• [Task to complete]:
Copy each line below that has "value".

Data records for software interfaces
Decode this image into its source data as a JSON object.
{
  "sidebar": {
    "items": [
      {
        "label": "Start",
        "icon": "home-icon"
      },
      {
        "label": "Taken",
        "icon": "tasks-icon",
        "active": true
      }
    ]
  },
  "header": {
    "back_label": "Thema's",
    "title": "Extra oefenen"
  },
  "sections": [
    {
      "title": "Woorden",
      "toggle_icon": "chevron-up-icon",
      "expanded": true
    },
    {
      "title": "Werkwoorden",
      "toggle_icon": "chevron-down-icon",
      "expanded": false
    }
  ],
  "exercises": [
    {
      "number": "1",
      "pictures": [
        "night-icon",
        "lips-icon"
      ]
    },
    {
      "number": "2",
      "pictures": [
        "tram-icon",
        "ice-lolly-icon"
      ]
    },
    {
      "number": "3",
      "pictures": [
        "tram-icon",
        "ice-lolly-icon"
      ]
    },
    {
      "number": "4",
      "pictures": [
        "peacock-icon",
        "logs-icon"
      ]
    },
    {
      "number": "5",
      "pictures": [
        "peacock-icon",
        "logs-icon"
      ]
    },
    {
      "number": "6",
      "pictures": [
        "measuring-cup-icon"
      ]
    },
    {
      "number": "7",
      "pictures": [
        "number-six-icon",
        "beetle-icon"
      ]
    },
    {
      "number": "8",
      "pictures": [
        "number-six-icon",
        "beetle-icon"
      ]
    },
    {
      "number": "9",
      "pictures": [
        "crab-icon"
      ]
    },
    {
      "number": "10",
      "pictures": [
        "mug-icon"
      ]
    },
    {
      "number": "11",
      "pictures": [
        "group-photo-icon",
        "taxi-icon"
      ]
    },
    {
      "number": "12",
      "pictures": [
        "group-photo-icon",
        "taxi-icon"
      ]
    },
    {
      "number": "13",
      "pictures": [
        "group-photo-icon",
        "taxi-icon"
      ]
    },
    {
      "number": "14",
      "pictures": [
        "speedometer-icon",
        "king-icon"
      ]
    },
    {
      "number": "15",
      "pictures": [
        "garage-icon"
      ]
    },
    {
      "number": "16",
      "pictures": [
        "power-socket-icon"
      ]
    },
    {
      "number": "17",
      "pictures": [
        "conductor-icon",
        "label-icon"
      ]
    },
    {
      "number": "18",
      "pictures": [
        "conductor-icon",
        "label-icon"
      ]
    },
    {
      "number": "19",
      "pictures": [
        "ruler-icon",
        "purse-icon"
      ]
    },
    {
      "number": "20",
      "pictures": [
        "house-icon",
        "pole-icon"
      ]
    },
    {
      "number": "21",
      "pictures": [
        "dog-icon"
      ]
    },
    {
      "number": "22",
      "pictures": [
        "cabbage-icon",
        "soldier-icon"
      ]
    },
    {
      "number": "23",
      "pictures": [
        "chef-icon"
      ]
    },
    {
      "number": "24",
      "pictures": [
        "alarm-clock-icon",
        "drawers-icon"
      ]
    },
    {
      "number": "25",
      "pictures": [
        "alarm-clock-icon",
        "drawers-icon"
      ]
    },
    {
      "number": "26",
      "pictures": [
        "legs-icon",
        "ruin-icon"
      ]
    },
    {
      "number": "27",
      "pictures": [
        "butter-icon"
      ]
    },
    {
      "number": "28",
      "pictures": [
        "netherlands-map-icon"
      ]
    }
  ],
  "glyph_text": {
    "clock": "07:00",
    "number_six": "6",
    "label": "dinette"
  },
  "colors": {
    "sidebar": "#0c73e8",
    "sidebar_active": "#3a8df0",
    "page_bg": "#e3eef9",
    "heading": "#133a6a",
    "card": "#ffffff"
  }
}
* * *
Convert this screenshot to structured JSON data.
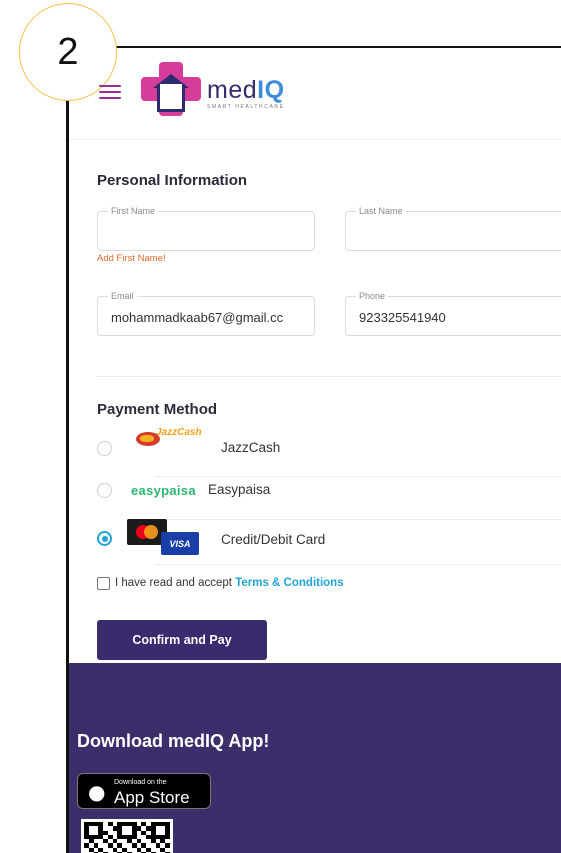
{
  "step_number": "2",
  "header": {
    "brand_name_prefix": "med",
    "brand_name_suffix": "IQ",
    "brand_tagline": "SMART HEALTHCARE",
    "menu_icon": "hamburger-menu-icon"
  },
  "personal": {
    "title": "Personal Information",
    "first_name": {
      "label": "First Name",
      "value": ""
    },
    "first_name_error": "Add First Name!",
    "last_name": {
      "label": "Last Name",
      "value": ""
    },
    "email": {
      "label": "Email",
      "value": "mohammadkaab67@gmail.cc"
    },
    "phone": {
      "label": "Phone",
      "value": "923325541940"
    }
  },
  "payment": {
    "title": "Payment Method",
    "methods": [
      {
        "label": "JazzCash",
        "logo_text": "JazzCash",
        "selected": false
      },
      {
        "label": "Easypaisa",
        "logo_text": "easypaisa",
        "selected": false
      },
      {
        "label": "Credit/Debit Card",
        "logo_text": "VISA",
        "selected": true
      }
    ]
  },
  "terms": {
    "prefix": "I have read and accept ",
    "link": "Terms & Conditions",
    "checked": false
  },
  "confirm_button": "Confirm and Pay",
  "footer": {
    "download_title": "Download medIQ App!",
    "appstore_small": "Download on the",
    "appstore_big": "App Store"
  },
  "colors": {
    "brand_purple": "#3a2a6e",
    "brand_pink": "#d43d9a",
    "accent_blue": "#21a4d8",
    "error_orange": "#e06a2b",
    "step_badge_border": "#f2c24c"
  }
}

• [Task response]:
      "value": ""
      "value": ""
      "value": "mohammadkaab67@gmail.cc"
      "value": "923325541940"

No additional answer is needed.